Olympic torchbearers carried the symbolic flame of the London Games to some of Northern Ireland's most beautiful coastal attractions Monday, and then headed to two communities associated with moments of terror
This week's tour of Northern Ireland is putting an international spotlight on dramatically improved times in the British territory, where a cease-fire observed by most Irish Republican Army members since 1997 has allowed a lasting peace process to blossom.
But police say several small IRA factions still lurking in the background would like to disrupt the celebrations and they have deployed extra officers to suppress the threat. In the city of Londonderry, the final destination for Monday's Olympic procession, police closed a road after spotting a potential IRA bomb at a junction near a Catholic high school. But British Army bomb disposal engineers declared it a hoax. The bomb alert took place away from the torch's planned route in a district.
And the start to Monday's torch relay provided a dream for the Northern Ireland Tourist Board, with three of the most memorable sights along the northern coast basking in rare sunshine.
Two torchbearers met in the middle of the Carrick-a-Rede rope bridge, a vertigo-inducing attraction that connects mainland cliffs to a tiny island, with one using her flame to light the other's torch.
Next, another torchbearer walked carefully along the Giant's Causeway, an up-and-down natural stairway composed of tens of thousands of six-sided basalt rocks that run right into the Atlantic. The carrier, 54-year-old Ironman athlete Peter Jack, said he had to concentrate not to slip or stumble on the wet, flat-topped columns of basalt. About 1,000 spectators and visitors cheered as he reached the highest rock nearest the waterline and raised the flame.
It next visited the ruins of Dunluce Castle, a cliffside residence that was abandoned after its kitchen and staff fell one night into the Atlantic. Then the day's torch relay properly began near the university town of Coleraine. The flame was loaded onto an eight-man rowing boat and ferried across the Bann, the major river of Northern Ireland that cuts the province into a predominantly British Protestant east and mostly Irish Catholic west.
The route west kept torchbearers hugging the broad-beached coast. Up ahead lay the villages of Ballykelly and Greysteel, names synonymous with two of the worst mass killings of Northern Ireland's conflict.
In December 1982 in Ballykelly, an IRA splinter group called the Irish National Liberation Army killed 17 people and wounded 30 with a time bomb left in a crowded disco frequented by British soldiers from a nearby base. The small bomb, placed beside a pillar, made the roof collapse.

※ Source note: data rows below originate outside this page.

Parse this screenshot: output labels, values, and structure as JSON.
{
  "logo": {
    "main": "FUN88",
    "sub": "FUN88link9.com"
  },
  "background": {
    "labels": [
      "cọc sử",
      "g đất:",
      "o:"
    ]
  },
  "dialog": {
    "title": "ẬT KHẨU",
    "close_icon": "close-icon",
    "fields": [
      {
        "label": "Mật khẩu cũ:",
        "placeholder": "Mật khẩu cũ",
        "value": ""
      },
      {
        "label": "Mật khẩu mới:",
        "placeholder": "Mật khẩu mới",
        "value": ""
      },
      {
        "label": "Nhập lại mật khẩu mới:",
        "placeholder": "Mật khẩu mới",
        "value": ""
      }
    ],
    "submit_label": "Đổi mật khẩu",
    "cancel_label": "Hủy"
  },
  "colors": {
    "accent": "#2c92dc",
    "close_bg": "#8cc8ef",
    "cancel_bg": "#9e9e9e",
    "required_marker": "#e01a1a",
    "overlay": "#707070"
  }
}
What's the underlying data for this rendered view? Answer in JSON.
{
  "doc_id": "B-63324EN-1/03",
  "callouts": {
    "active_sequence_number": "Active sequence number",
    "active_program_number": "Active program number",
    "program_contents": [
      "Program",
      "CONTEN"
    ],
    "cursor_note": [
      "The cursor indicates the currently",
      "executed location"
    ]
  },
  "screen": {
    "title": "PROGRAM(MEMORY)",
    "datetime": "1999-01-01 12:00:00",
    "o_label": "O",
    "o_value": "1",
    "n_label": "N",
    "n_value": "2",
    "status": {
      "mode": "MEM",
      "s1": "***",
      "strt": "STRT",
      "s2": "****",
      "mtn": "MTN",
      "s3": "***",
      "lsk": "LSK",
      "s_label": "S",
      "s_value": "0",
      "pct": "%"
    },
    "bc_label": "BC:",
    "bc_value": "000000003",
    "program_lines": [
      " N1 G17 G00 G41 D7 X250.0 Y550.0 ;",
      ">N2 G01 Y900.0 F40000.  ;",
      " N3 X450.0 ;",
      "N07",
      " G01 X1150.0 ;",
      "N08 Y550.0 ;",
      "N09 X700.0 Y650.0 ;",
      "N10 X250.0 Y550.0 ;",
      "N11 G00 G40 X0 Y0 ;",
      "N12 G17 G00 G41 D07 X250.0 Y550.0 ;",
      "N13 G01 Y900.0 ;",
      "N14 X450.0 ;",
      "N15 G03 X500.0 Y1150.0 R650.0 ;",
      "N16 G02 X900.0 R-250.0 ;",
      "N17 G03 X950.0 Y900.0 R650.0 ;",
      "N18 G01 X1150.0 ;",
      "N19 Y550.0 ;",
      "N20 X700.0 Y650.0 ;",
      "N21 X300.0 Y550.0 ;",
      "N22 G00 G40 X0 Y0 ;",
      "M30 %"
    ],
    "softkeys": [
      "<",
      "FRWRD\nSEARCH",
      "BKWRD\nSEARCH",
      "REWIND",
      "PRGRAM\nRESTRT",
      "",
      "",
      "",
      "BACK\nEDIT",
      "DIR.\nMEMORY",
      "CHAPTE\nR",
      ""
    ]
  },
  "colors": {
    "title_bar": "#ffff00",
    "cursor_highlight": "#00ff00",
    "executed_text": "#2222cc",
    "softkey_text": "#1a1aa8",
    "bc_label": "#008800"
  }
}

Eleven of the dead were soldiers, the other six local Protestant women and teenagers. It was the second-worst death toll from a Northern Ireland bombing, overtaken only by the Omagh bombing of 1998, when a car bomb by the Real IRA faction killed 29 civilians.
Greysteel, a mostly Catholic village on the road to Londonderry, entered world headlines in October 1993, when anti-Catholic militants from the outlawed Ulster Defense Association burst into a pub full of party-goers celebrating Halloween, shouted "Trick or treat!" and tried to shoot everyone inside. Eight civilians died and 13 were wounded in the Rising Sun Bar. The Olympic cavalcade passed a plaque outside the pub honoring the eight dead that reads: "May their sacrifice be our path to peace."
Londonderry planned a sold-out, 12,000-ticket street party for the torch's arrival Monday night. The torch route includes a journey across the new pedestrian Peace Bridge connecting the city's mostly Protestant east and Catholic west.
The torch travels Tuesday through more than a dozen Northern Ireland towns and villages, including Omagh. On Wednesday, it crosses the border for a circuit of Dublin, the capital of the Republic of Ireland, before returning north for a tour of Belfast and party outside Belfast City Hall.